UVB rays are commonly known to influence the development of skin cancer. The rays can damage DNA directly or induce the formation of oxygen radicals, which in turn damage the cell membrane or can attack and damage the strands of DNA. If the cell fails to repair the genetic material in time, it accumulates damaged DNA, and can frequently result in skin cancer.
The skin, however, still has natural defenses against UVB rays. Cells in the outermost layer of the skin, called keratinocytes, have the ability to repair or even prevent damage to the DNA, proteins and membranes. The Nrf2 protein was previously recognized as an important factor in the wound-healing process and plays a key protective role in many stress situations. Recently, however, researchers at ETH Zurich identified Nrf2 as a key factor in the skin’s response to UVB radiation.
Nrf2 is a protein “switch” that will stimulate certain genes in a cell in specific, predefined situations. For example, when skin is exposed to UVB or UVA from the sun’s rays, the skin is automatically protected by actions taken by the cells when their genes receive a “message” from the Nrf2 protein. There’s also a molecule in the cells that harnesses free radicals and, essentially, destroys their power to wreak havoc on the cells. That molecule is called GSH, or glutathione.
The scientists also observed that the concentration and activity of the Nrf2 protein in the skin decreases the further from the surface it gets. This means the innermost skin layers die more quickly with exposure to UVB than the outer ones.
This is a paradox, considering that you would expect the layers of skin with the most UVB exposure to die sooner than the inner cells, especially since those cells have to produce new skin cells through countless divisions.

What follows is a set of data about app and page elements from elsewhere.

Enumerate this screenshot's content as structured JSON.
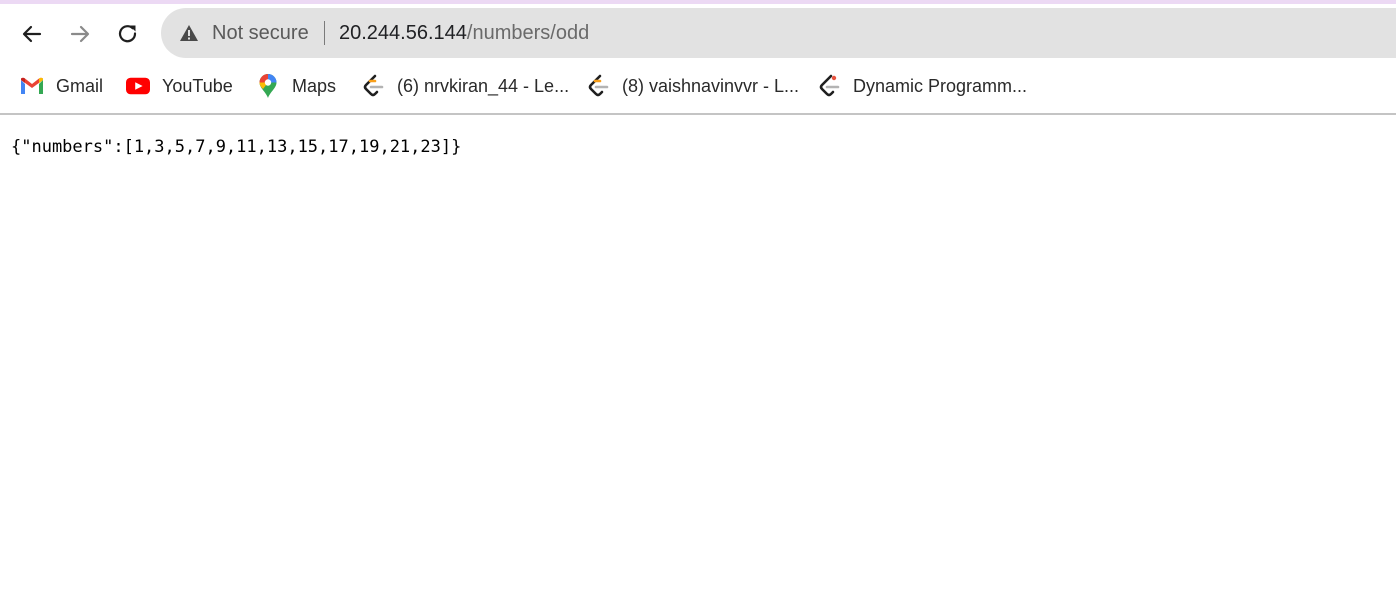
{
  "browser": {
    "accent_color": "#ecd9f4",
    "nav": {
      "back_icon": "arrow-left-icon",
      "forward_icon": "arrow-right-icon",
      "reload_icon": "reload-icon"
    },
    "omnibox": {
      "security_icon": "warning-triangle-icon",
      "security_label": "Not secure",
      "url_host": "20.244.56.144",
      "url_path": "/numbers/odd",
      "background_color": "#e2e2e2"
    },
    "bookmarks": [
      {
        "label": "Gmail",
        "icon": "gmail-icon"
      },
      {
        "label": "YouTube",
        "icon": "youtube-icon"
      },
      {
        "label": "Maps",
        "icon": "maps-pin-icon"
      },
      {
        "label": "(6) nrvkiran_44 - Le...",
        "icon": "leetcode-icon"
      },
      {
        "label": "(8) vaishnavinvvr - L...",
        "icon": "leetcode-icon"
      },
      {
        "label": "Dynamic Programm...",
        "icon": "leetcode-icon"
      }
    ]
  },
  "page": {
    "body_text": "{\"numbers\":[1,3,5,7,9,11,13,15,17,19,21,23]}"
  }
}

Nevertheless, the study explains why the apparent paradox makes sense: Since it is imperative for the epidermis’ integrity to stay intact, there are higher levels of Nrf2 in this layer. However, the innermost layers of skin are made up of stem cells. These stem cells must multiply in order to create new layers of skin. If the stem cells come in contact with UVB rays that cause extensive damage, those stem cells will die in order to prevent the damage from being passed to the offspring. If UVB radiation hits the skin, however, the level of protection in the inner layer is not sufficient and the cells die before too much damage can accumulate. When your skin ages from sun damage, it is not just the epidermis that may have damage but multiple layers of your skin.

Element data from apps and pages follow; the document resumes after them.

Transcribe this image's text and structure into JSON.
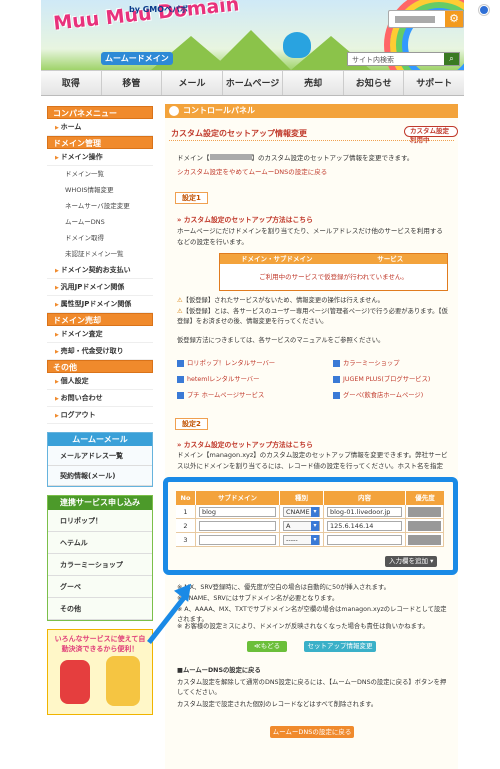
{
  "header": {
    "logo": "Muu Muu Domain",
    "logo_sub": "ムームードメイン",
    "gmo": "by GMOペパボ",
    "search_placeholder": "サイト内検索"
  },
  "nav": [
    "取得",
    "移管",
    "メール",
    "ホームページ",
    "売却",
    "お知らせ",
    "サポート"
  ],
  "sidebar": {
    "control_menu": "コンパネメニュー",
    "home": "ホーム",
    "domain_manage": "ドメイン管理",
    "domain_ops": "ドメイン操作",
    "domain_ops_items": [
      "ドメイン一覧",
      "WHOIS情報変更",
      "ネームサーバ設定変更",
      "ムームーDNS",
      "ドメイン取得",
      "未認証ドメイン一覧"
    ],
    "items1": [
      "ドメイン契約お支払い",
      "汎用JPドメイン関係",
      "属性型JPドメイン関係"
    ],
    "domain_sale": "ドメイン売却",
    "items2": [
      "ドメイン査定",
      "売却・代金受け取り"
    ],
    "other": "その他",
    "items3": [
      "個人設定",
      "お問い合わせ",
      "ログアウト"
    ],
    "mail_head": "ムームーメール",
    "mail_items": [
      "メールアドレス一覧",
      "契約情報(メール)"
    ],
    "link_head": "連携サービス申し込み",
    "link_items": [
      "ロリポップ！",
      "ヘテムル",
      "カラーミーショップ",
      "グーペ",
      "その他"
    ],
    "banner": "いろんなサービスに使えて自動決済できるから便利！"
  },
  "main": {
    "panel_title": "コントロールパネル",
    "subtitle": "カスタム設定のセットアップ情報変更",
    "badge": "カスタム設定利用中",
    "intro_a": "ドメイン【",
    "intro_b": "】のカスタム設定のセットアップ情報を変更できます。",
    "intro_link": "シカスタム設定をやめてムームーDNSの設定に戻る",
    "setting1": "設定1",
    "setting1_link": "» カスタム設定のセットアップ方法はこちら",
    "setting1_desc": "ホームページにだけドメインを割り当てたり、メールアドレスだけ他のサービスを利用するなどの設定を行います。",
    "t1_h1": "ドメイン・サブドメイン",
    "t1_h2": "サービス",
    "t1_empty": "ご利用中のサービスで仮登録が行われていません。",
    "warn1": "【仮登録】されたサービスがないため、情報変更の操作は行えません。",
    "warn2": "【仮登録】とは、各サービスのユーザー専用ページ(管理者ページ)で行う必要があります。【仮登録】をお済ませの後、情報変更を行ってください。",
    "manual": "仮登録方法につきましては、各サービスのマニュアルをご参照ください。",
    "services": [
      "ロリポップ！レンタルサーバー",
      "カラーミーショップ",
      "hetemlレンタルサーバー",
      "JUGEM PLUS(ブログサービス)",
      "プチ ホームページサービス",
      "グーペ(飲食店ホームページ)"
    ],
    "setting2": "設定2",
    "setting2_link": "» カスタム設定のセットアップ方法はこちら",
    "setting2_desc": "ドメイン【managon.xyz】のカスタム設定のセットアップ情報を変更できます。弊社サービス以外にドメインを割り当てるには、レコード値の設定を行ってください。ホスト名を指定",
    "dns_headers": [
      "No",
      "サブドメイン",
      "種別",
      "内容",
      "優先度"
    ],
    "dns_rows": [
      {
        "no": "1",
        "sub": "blog",
        "type": "CNAME",
        "content": "blog-01.livedoor.jp"
      },
      {
        "no": "2",
        "sub": "",
        "type": "A",
        "content": "125.6.146.14"
      },
      {
        "no": "3",
        "sub": "",
        "type": "-----",
        "content": ""
      }
    ],
    "add_row": "入力欄を追加 ▾",
    "note1": "※ MX、SRV登録時に、優先度が空白の場合は自動的に50が挿入されます。",
    "note2": "※ CNAME、SRVにはサブドメイン名が必要となります。",
    "note3": "※ A、AAAA、MX、TXTでサブドメイン名が空欄の場合はmanagon.xyzのレコードとして設定されます。",
    "note4": "※ お客様の設定ミスにより、ドメインが反映されなくなった場合も責任は負いかねます。",
    "back": "≪もどる",
    "go": "セットアップ情報変更",
    "reset_title": "■ムームーDNSの設定に戻る",
    "reset_desc": "カスタム設定を解除して通常のDNS設定に戻るには、【ムームーDNSの設定に戻る】ボタンを押してください。",
    "reset_note": "カスタム設定で設定された個別のレコードなどはすべて削除されます。",
    "reset_btn": "ムームーDNSの設定に戻る"
  }
}
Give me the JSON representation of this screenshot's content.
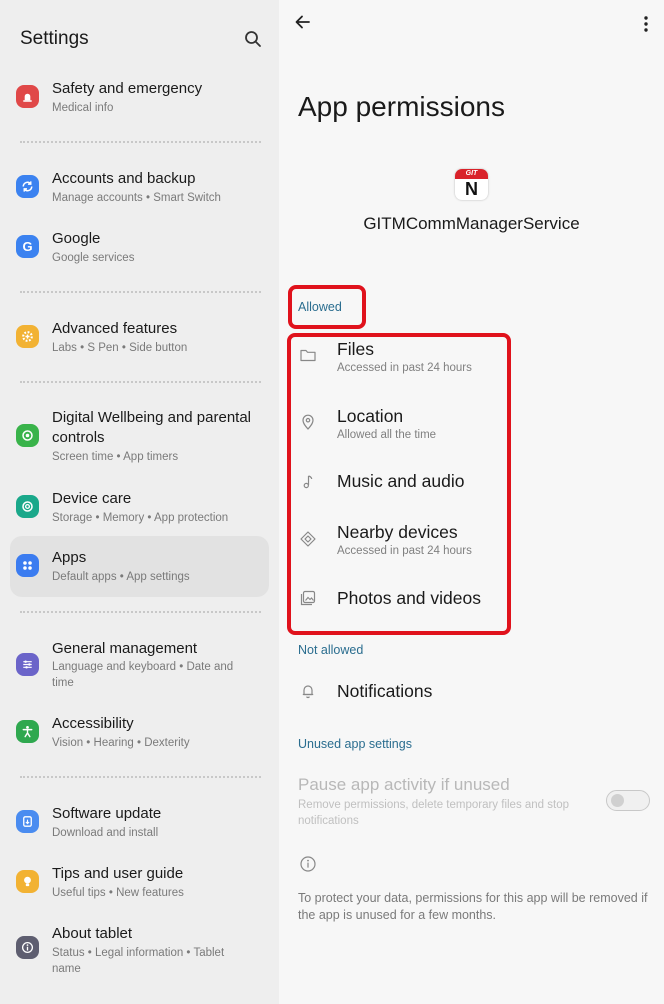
{
  "left": {
    "title": "Settings",
    "search_icon": "search-icon",
    "items": [
      {
        "title": "Safety and emergency",
        "subtitle": "Medical info",
        "icon": "siren-icon",
        "color": "#e04848"
      },
      {
        "title": "Accounts and backup",
        "subtitle": "Manage accounts  •  Smart Switch",
        "icon": "sync-icon",
        "color": "#3b82f0"
      },
      {
        "title": "Google",
        "subtitle": "Google services",
        "icon": "google-icon",
        "color": "#3b82f0"
      },
      {
        "title": "Advanced features",
        "subtitle": "Labs  •  S Pen  •  Side button",
        "icon": "gear-plus-icon",
        "color": "#f2b233"
      },
      {
        "title": "Digital Wellbeing and parental controls",
        "subtitle": "Screen time  •  App timers",
        "icon": "wellbeing-icon",
        "color": "#39b34a"
      },
      {
        "title": "Device care",
        "subtitle": "Storage  •  Memory  •  App protection",
        "icon": "device-care-icon",
        "color": "#1aa88a"
      },
      {
        "title": "Apps",
        "subtitle": "Default apps  •  App settings",
        "icon": "apps-grid-icon",
        "color": "#3b7cf0",
        "selected": true
      },
      {
        "title": "General management",
        "subtitle": "Language and keyboard  •  Date and time",
        "icon": "sliders-icon",
        "color": "#6b64c9"
      },
      {
        "title": "Accessibility",
        "subtitle": "Vision  •  Hearing  •  Dexterity",
        "icon": "accessibility-icon",
        "color": "#2fa84f"
      },
      {
        "title": "Software update",
        "subtitle": "Download and install",
        "icon": "update-icon",
        "color": "#4a8cf0"
      },
      {
        "title": "Tips and user guide",
        "subtitle": "Useful tips  •  New features",
        "icon": "lightbulb-icon",
        "color": "#f2b233"
      },
      {
        "title": "About tablet",
        "subtitle": "Status  •  Legal information  •  Tablet name",
        "icon": "info-icon",
        "color": "#5e5e70"
      }
    ]
  },
  "right": {
    "page_title": "App permissions",
    "app_icon_band": "GIT",
    "app_icon_letter": "N",
    "app_name": "GITMCommManagerService",
    "sections": {
      "allowed": "Allowed",
      "not_allowed": "Not allowed",
      "unused": "Unused app settings"
    },
    "allowed_permissions": [
      {
        "title": "Files",
        "subtitle": "Accessed in past 24 hours",
        "icon": "folder-icon"
      },
      {
        "title": "Location",
        "subtitle": "Allowed all the time",
        "icon": "location-pin-icon"
      },
      {
        "title": "Music and audio",
        "subtitle": "",
        "icon": "music-note-icon"
      },
      {
        "title": "Nearby devices",
        "subtitle": "Accessed in past 24 hours",
        "icon": "nearby-devices-icon"
      },
      {
        "title": "Photos and videos",
        "subtitle": "",
        "icon": "photos-icon"
      }
    ],
    "not_allowed_permissions": [
      {
        "title": "Notifications",
        "icon": "bell-icon"
      }
    ],
    "pause": {
      "title": "Pause app activity if unused",
      "subtitle": "Remove permissions, delete temporary files and stop notifications",
      "enabled": false
    },
    "info_text": "To protect your data, permissions for this app will be removed if the app is unused for a few months."
  },
  "colors": {
    "highlight": "#e0121c",
    "section_label": "#2a6d8f"
  }
}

A previous study showed that broccoli-sprout extracts can protect the skin from UVB toxicity. The extract contains sulforaphane, a substance which activates Nrf2. The scientists at ETH Zurich were able to link the two together to create a strategy to limit skin damage caused by UVB radiation.

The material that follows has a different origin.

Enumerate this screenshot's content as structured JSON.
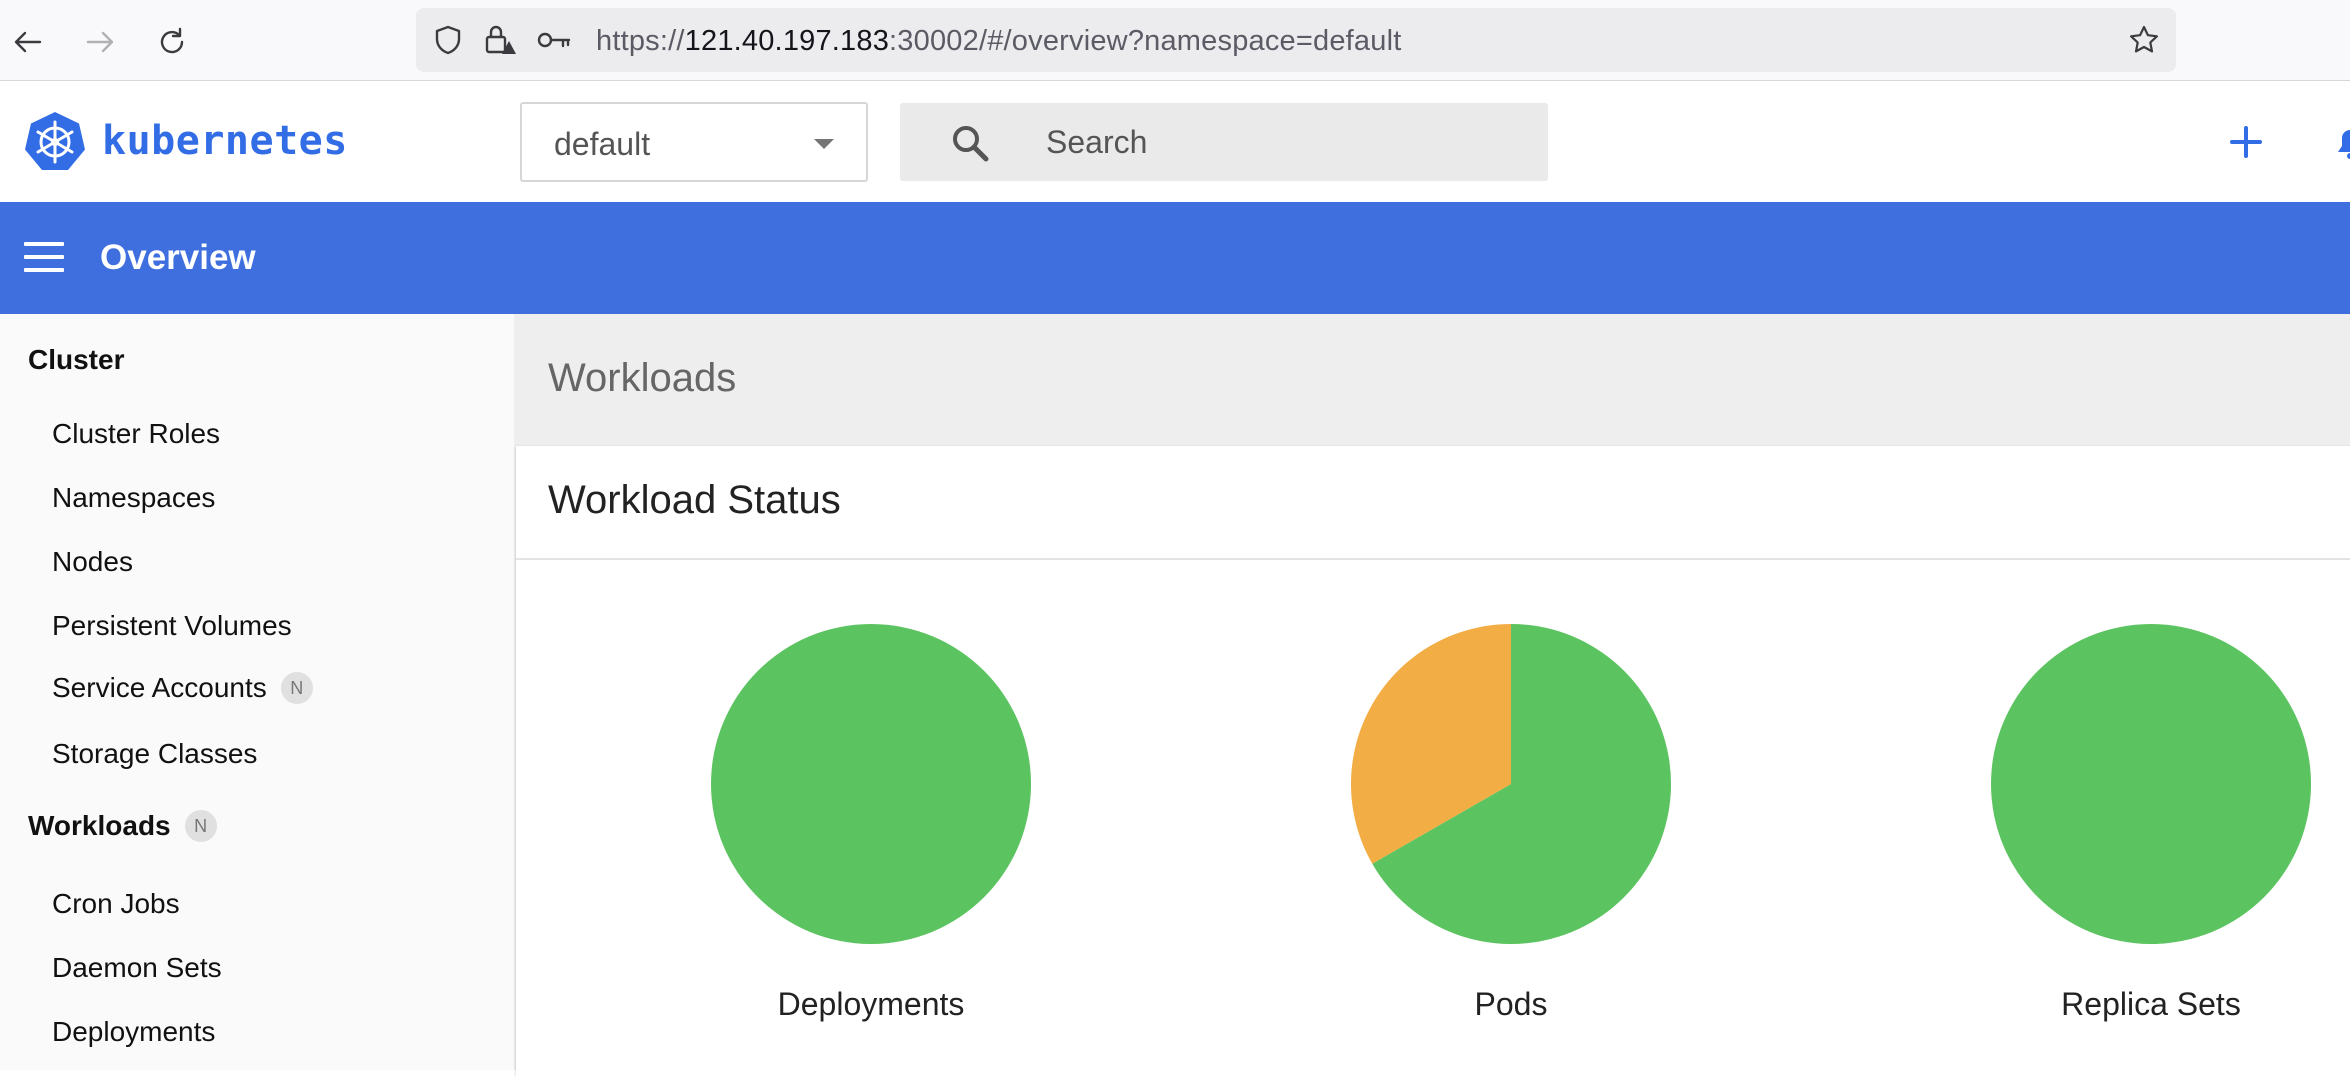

“This mechanism is interesting as it could be used for pharmacologic intervention,” says Matthias Schäfer, one of the participating scientists. However, there are many factors to further research before Nrf2 stimulators can be commercially introduced for sun protection. Scientists must figure out how strongly and how often Nrf2 can be activated and what side effects this activation has. Although observations in lab mice revealed that the skin becomes flaky upon increased activation of Nrf2, this breakthrough suggests that the development Nrf2 activators could constitute an important strategy in the protection against UV damage.